Problem details = Could you reproduce every entry as it stands, leaving the pictures behind?

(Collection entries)
▬▬▬

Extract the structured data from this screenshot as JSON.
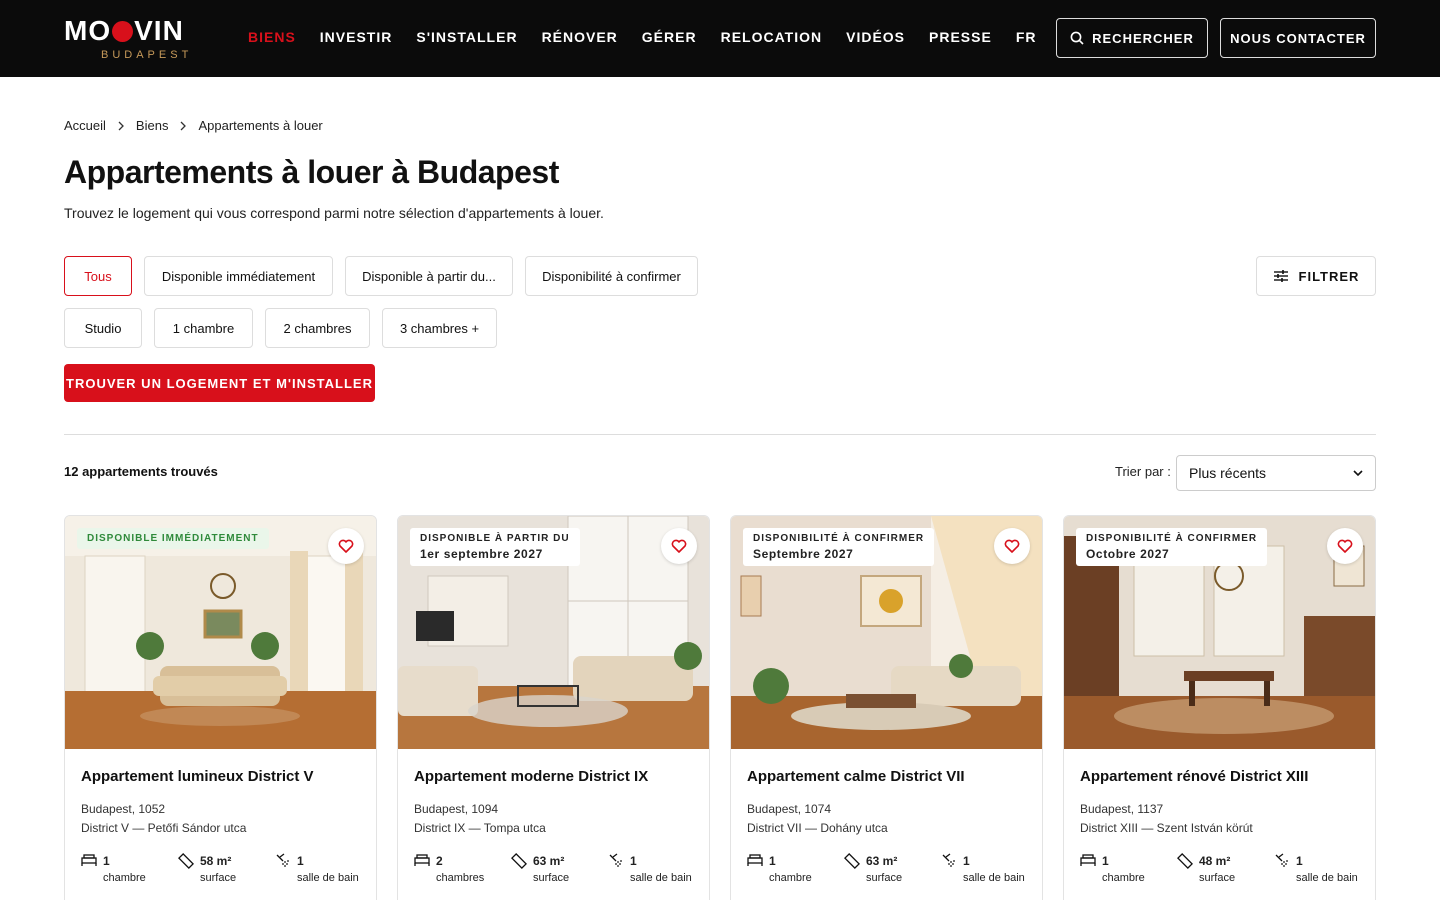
{
  "brand": {
    "name_pre": "M",
    "name_post": "VIN",
    "city": "BUDAPEST",
    "colors": {
      "accent": "#d8101b",
      "gold": "#c79a5a"
    }
  },
  "nav": [
    "BIENS",
    "INVESTIR",
    "S'INSTALLER",
    "RÉNOVER",
    "GÉRER",
    "RELOCATION",
    "VIDÉOS",
    "PRESSE",
    "FR"
  ],
  "header": {
    "search_label": "RECHERCHER",
    "contact_label": "NOUS CONTACTER"
  },
  "breadcrumb": [
    "Accueil",
    "Biens",
    "Appartements à louer"
  ],
  "page": {
    "title": "Appartements à louer à Budapest",
    "subtitle": "Trouvez le logement qui vous correspond parmi notre sélection d'appartements à louer."
  },
  "filters": {
    "availability": [
      "Tous",
      "Disponible immédiatement",
      "Disponible à partir du...",
      "Disponibilité à confirmer"
    ],
    "rooms": [
      "Studio",
      "1 chambre",
      "2 chambres",
      "3 chambres +"
    ],
    "filter_label": "FILTRER",
    "cta_label": "TROUVER UN LOGEMENT ET M'INSTALLER"
  },
  "results": {
    "count_label": "12 appartements trouvés",
    "sort_label": "Trier par :",
    "sort_value": "Plus récents"
  },
  "cards": [
    {
      "badge": "DISPONIBLE IMMÉDIATEMENT",
      "badge_date": "",
      "title": "Appartement lumineux District V",
      "city": "Budapest, 1052",
      "street": "District V — Petőfi Sándor utca",
      "rooms_val": "1",
      "rooms_lbl": "chambre",
      "surface_val": "58 m²",
      "surface_lbl": "surface",
      "bath_val": "1",
      "bath_lbl": "salle de bain"
    },
    {
      "badge": "DISPONIBLE À PARTIR DU",
      "badge_date": "1er septembre 2027",
      "title": "Appartement moderne District IX",
      "city": "Budapest, 1094",
      "street": "District IX — Tompa utca",
      "rooms_val": "2",
      "rooms_lbl": "chambres",
      "surface_val": "63 m²",
      "surface_lbl": "surface",
      "bath_val": "1",
      "bath_lbl": "salle de bain"
    },
    {
      "badge": "DISPONIBILITÉ À CONFIRMER",
      "badge_date": "Septembre 2027",
      "title": "Appartement calme District VII",
      "city": "Budapest, 1074",
      "street": "District VII — Dohány utca",
      "rooms_val": "1",
      "rooms_lbl": "chambre",
      "surface_val": "63 m²",
      "surface_lbl": "surface",
      "bath_val": "1",
      "bath_lbl": "salle de bain"
    },
    {
      "badge": "DISPONIBILITÉ À CONFIRMER",
      "badge_date": "Octobre 2027",
      "title": "Appartement rénové District XIII",
      "city": "Budapest, 1137",
      "street": "District XIII — Szent István körút",
      "rooms_val": "1",
      "rooms_lbl": "chambre",
      "surface_val": "48 m²",
      "surface_lbl": "surface",
      "bath_val": "1",
      "bath_lbl": "salle de bain"
    }
  ]
}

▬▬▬

Exercise result =
Extract the structured data from this screenshot as JSON.
{
  "brand": {
    "name_pre": "M",
    "name_post": "VIN",
    "city": "BUDAPEST",
    "colors": {
      "accent": "#d8101b",
      "gold": "#c79a5a"
    }
  },
  "nav": [
    "BIENS",
    "INVESTIR",
    "S'INSTALLER",
    "RÉNOVER",
    "GÉRER",
    "RELOCATION",
    "VIDÉOS",
    "PRESSE",
    "FR"
  ],
  "header": {
    "search_label": "RECHERCHER",
    "contact_label": "NOUS CONTACTER"
  },
  "breadcrumb": [
    "Accueil",
    "Biens",
    "Appartements à louer"
  ],
  "page": {
    "title": "Appartements à louer à Budapest",
    "subtitle": "Trouvez le logement qui vous correspond parmi notre sélection d'appartements à louer."
  },
  "filters": {
    "availability": [
      "Tous",
      "Disponible immédiatement",
      "Disponible à partir du...",
      "Disponibilité à confirmer"
    ],
    "rooms": [
      "Studio",
      "1 chambre",
      "2 chambres",
      "3 chambres +"
    ],
    "filter_label": "FILTRER",
    "cta_label": "TROUVER UN LOGEMENT ET M'INSTALLER"
  },
  "results": {
    "count_label": "12 appartements trouvés",
    "sort_label": "Trier par :",
    "sort_value": "Plus récents"
  },
  "cards": [
    {
      "badge": "DISPONIBLE IMMÉDIATEMENT",
      "badge_date": "",
      "title": "Appartement lumineux District V",
      "city": "Budapest, 1052",
      "street": "District V — Petőfi Sándor utca",
      "rooms_val": "1",
      "rooms_lbl": "chambre",
      "surface_val": "58 m²",
      "surface_lbl": "surface",
      "bath_val": "1",
      "bath_lbl": "salle de bain"
    },
    {
      "badge": "DISPONIBLE À PARTIR DU",
      "badge_date": "1er septembre 2027",
      "title": "Appartement moderne District IX",
      "city": "Budapest, 1094",
      "street": "District IX — Tompa utca",
      "rooms_val": "2",
      "rooms_lbl": "chambres",
      "surface_val": "63 m²",
      "surface_lbl": "surface",
      "bath_val": "1",
      "bath_lbl": "salle de bain"
    },
    {
      "badge": "DISPONIBILITÉ À CONFIRMER",
      "badge_date": "Septembre 2027",
      "title": "Appartement calme District VII",
      "city": "Budapest, 1074",
      "street": "District VII — Dohány utca",
      "rooms_val": "1",
      "rooms_lbl": "chambre",
      "surface_val": "63 m²",
      "surface_lbl": "surface",
      "bath_val": "1",
      "bath_lbl": "salle de bain"
    },
    {
      "badge": "DISPONIBILITÉ À CONFIRMER",
      "badge_date": "Octobre 2027",
      "title": "Appartement rénové District XIII",
      "city": "Budapest, 1137",
      "street": "District XIII — Szent István körút",
      "rooms_val": "1",
      "rooms_lbl": "chambre",
      "surface_val": "48 m²",
      "surface_lbl": "surface",
      "bath_val": "1",
      "bath_lbl": "salle de bain"
    }
  ]
}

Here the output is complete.